(Data section begins)

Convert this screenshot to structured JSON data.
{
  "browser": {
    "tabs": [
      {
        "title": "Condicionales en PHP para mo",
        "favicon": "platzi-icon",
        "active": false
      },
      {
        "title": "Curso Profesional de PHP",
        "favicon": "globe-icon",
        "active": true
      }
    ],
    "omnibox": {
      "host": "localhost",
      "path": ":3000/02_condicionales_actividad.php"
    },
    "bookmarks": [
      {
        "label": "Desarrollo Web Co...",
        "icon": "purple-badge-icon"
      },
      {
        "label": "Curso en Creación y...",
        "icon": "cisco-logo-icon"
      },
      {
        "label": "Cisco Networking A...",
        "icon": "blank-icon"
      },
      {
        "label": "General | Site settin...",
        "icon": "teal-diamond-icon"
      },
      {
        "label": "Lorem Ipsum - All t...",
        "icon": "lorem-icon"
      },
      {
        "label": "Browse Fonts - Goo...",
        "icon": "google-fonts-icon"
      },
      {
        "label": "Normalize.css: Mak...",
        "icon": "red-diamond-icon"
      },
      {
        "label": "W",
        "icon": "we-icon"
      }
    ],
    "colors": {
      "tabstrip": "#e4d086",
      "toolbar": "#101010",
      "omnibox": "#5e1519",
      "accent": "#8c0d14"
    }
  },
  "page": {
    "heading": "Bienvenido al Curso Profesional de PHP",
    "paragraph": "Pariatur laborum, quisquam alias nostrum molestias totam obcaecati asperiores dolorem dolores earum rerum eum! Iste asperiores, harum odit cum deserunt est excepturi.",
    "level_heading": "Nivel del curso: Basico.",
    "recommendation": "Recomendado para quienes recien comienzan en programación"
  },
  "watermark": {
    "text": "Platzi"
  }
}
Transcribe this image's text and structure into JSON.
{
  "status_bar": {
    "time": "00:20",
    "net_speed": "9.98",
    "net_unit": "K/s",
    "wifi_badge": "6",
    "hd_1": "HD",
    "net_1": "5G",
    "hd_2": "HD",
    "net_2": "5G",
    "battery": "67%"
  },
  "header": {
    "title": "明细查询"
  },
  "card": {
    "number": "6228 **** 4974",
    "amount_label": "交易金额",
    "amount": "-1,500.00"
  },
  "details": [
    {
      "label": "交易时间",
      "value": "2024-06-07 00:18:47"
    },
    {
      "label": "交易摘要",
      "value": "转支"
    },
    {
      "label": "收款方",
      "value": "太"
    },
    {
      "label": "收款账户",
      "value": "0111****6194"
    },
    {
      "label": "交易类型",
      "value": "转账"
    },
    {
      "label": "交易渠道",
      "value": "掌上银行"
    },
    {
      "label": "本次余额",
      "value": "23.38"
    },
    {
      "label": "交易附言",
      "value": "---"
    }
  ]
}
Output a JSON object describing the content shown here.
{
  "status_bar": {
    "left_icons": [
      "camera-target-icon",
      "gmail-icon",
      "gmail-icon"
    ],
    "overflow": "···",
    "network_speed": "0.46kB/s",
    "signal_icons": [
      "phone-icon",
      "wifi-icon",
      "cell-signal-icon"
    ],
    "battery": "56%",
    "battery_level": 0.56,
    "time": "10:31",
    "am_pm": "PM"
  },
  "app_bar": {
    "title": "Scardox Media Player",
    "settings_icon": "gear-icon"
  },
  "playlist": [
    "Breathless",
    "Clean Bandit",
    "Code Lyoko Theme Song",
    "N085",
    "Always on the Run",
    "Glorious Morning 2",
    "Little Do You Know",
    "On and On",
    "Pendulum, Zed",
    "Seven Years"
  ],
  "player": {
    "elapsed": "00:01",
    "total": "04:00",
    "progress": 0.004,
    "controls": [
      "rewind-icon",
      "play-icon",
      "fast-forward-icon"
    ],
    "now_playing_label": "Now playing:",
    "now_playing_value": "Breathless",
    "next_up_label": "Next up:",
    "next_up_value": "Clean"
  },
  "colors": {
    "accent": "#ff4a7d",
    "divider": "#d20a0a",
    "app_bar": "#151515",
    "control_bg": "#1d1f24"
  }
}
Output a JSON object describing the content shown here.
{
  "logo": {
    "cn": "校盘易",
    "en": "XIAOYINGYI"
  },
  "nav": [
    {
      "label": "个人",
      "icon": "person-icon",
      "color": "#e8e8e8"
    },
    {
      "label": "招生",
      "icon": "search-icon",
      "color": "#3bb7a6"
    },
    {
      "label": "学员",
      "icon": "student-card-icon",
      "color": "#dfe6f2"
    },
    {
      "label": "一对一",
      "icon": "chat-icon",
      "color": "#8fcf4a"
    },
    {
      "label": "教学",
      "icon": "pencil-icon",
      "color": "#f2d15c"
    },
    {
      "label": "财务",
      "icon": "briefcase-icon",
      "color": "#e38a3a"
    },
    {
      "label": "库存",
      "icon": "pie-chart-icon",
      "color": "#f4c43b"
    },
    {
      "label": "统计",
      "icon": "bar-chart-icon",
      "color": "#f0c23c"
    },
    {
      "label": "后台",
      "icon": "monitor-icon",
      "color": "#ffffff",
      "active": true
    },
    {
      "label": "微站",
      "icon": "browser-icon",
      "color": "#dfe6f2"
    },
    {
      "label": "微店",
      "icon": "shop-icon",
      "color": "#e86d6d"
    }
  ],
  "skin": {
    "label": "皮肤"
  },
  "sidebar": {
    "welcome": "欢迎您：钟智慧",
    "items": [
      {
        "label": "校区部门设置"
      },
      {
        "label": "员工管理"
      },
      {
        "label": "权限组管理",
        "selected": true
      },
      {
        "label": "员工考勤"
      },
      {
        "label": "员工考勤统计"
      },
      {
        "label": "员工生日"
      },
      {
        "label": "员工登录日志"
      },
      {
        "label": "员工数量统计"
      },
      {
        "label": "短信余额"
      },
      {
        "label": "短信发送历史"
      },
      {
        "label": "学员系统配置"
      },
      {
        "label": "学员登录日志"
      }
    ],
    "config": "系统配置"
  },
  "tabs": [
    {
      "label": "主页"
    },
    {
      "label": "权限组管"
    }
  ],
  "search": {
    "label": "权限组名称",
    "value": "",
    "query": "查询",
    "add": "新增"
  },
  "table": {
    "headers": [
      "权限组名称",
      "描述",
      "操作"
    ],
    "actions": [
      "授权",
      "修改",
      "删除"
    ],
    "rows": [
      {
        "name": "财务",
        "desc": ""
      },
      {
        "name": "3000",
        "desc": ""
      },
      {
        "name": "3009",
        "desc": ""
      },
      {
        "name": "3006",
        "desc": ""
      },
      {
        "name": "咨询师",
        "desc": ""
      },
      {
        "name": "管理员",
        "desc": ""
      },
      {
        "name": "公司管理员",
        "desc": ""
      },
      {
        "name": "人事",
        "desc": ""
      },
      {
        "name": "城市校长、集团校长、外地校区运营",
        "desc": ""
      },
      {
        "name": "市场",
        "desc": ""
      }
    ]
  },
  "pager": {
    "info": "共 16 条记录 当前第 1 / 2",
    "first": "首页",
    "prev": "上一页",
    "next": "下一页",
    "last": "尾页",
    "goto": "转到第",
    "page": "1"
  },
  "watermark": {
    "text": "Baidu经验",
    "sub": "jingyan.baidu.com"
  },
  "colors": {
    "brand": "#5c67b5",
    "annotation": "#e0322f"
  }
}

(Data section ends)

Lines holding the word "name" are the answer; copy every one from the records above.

        "name": "财务",
        "name": "3000",
        "name": "3009",
        "name": "3006",
        "name": "咨询师",
        "name": "管理员",
        "name": "公司管理员",
        "name": "人事",
        "name": "城市校长、集团校长、外地校区运营",
        "name": "市场",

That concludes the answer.